The supergravity scalar potential is given bywhere run over all the moduli. Due to the no-scale structure of the Kähler potential (31), the sum over Kähler moduli cancels the term and the potential (34) reduces to the no-scale structure [33–35]where run over the dilaton and complex structure moduli. Accordingly, the dilaton and complex structure moduli can be stabilized in a supersymmetric minimum by solving the equation which may have a solution for generic choice of the flux. In this case, at the minimum.

The above discussion shows that the no-scale structure does not fix the value of the volume modulus ; that is, the modulus is a flat direction. The stabilization of is of uttermost importance in order for string theory to make contact with realistic models.
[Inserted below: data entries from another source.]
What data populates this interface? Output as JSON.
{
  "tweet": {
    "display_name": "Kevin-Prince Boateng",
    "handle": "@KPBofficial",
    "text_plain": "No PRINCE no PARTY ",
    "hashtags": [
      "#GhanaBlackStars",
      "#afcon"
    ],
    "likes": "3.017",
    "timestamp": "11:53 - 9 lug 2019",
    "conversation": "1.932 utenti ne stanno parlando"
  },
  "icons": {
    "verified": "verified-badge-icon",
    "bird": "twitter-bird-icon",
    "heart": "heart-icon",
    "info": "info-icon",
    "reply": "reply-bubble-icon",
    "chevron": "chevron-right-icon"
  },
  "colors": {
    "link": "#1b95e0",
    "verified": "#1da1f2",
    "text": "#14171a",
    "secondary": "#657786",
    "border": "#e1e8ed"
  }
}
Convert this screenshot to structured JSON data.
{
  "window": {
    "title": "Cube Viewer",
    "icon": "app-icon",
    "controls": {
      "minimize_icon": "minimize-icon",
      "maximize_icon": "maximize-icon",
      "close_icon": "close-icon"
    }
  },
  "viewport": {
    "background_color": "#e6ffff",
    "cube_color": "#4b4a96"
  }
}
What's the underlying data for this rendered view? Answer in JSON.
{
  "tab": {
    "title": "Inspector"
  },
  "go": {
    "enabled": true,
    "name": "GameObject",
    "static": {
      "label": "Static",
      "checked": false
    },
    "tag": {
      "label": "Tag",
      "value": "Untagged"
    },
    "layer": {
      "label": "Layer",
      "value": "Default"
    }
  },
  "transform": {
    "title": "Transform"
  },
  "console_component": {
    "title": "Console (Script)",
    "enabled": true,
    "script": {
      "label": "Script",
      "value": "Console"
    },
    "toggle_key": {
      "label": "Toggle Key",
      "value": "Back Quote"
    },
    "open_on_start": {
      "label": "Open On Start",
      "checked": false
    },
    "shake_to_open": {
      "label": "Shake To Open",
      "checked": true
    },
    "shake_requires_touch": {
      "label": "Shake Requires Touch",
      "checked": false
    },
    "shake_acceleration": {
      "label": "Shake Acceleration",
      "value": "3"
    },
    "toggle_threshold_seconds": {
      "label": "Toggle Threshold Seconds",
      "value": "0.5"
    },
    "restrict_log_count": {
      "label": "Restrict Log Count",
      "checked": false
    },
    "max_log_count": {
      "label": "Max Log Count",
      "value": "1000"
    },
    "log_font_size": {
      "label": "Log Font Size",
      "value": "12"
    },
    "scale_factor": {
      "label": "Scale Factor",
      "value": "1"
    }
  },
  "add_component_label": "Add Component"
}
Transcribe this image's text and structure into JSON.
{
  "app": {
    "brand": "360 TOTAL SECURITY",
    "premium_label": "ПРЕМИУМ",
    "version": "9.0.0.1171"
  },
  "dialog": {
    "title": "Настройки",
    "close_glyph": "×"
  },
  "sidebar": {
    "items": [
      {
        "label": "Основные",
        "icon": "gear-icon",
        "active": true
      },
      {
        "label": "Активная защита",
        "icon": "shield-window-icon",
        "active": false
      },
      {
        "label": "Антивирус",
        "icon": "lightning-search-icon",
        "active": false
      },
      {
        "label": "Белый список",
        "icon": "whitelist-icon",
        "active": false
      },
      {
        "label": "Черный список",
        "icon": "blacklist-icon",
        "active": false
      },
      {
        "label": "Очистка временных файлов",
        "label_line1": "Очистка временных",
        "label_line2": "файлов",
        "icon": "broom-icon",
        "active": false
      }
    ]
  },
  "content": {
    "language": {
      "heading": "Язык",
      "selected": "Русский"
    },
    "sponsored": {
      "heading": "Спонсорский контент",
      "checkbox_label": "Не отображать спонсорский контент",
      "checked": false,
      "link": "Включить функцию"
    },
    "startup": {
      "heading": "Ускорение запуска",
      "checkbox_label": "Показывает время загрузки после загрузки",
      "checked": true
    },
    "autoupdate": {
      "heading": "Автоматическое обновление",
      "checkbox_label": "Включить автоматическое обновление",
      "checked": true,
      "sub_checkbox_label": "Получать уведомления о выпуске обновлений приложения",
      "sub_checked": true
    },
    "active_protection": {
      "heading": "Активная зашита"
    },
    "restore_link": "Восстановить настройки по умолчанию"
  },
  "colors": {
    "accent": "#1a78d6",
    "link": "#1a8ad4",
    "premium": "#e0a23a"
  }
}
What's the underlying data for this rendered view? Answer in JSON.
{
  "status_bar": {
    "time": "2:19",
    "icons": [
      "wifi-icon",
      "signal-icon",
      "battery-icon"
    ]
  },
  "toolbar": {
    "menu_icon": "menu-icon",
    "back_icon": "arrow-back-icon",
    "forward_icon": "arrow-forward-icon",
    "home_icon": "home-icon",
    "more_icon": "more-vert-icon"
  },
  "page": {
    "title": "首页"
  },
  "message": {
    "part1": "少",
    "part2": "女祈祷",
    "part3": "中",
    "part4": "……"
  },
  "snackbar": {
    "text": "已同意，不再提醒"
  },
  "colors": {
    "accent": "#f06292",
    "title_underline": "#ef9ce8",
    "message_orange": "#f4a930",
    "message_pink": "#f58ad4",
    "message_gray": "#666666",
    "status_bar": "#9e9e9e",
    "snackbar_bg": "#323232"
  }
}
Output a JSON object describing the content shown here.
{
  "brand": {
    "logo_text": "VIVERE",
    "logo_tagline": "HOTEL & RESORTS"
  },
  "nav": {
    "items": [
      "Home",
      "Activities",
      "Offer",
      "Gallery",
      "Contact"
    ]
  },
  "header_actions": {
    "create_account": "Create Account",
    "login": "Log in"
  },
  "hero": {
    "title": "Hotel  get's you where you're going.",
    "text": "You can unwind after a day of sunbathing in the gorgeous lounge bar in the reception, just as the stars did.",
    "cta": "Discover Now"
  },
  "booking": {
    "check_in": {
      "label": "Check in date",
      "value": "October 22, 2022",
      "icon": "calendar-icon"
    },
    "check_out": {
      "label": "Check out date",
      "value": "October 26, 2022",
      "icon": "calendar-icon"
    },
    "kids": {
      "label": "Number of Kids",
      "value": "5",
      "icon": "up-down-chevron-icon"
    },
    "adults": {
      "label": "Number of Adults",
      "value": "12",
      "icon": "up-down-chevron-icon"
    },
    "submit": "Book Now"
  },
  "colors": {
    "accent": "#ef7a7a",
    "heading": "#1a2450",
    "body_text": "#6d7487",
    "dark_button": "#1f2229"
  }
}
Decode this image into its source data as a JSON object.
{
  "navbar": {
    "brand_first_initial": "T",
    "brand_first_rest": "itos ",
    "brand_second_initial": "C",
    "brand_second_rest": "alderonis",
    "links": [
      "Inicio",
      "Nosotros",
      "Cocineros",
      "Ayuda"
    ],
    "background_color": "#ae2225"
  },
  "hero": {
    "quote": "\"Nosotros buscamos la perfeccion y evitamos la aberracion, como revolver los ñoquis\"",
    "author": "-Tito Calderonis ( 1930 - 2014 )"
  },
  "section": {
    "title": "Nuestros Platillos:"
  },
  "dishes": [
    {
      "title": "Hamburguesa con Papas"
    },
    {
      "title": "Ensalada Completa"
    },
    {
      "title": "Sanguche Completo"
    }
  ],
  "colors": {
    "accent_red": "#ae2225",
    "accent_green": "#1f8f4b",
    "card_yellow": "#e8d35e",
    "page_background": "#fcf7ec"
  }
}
This issue will be addressed in the upcoming sections.

#### 3. KKLT and Its Variants

In order to stabilize the volume modulus , a nonperturbative superpotential was considered by Kachru, Kallosh, Linde, and Trivedi (KKLT) [7]. The source of these nonperturbative terms could be either D3-brane instantons or gaugino condensation from the nonabelian gauge sector on the D7-branes. As advocated in the previous section, the dilaton and the complex structure moduli are stabilized at a high scale by the flux induced superpotential and hence their contribution to the superpotential is a constant . Thus, the total effective superpotential is given byThe coefficient or is the correction arising from instantons or gaugino condensation, and is constant of order . In addition, the Kähler potential is given byHere, , where is the volume modulus of the internal manifold and is the axionic part. A supersymmetric minimum is obtained by solving the equationwhere is the value of that minimizes the scalar potential.

Substituting this solution in the potentialone finds the following negative minimum:The scalar potential as a function of is given by (the imaginary part is frozen at zero)

It is important to uplift this AdS minimum to a Minkowski or a dS minimum, as shown in Figure 1, in order to have realistic models. The uplift of the above AdS vacuum to a dS one will break SUSY where one needs another contribution to the potential which usually has dependence like [36]In this case, a new minimum is obtained due to shifting to , where is given bySince the consistency of the KKLT requires that [7], the shift in the minima is much small and we can calculate physical quantities such as masses in terms of .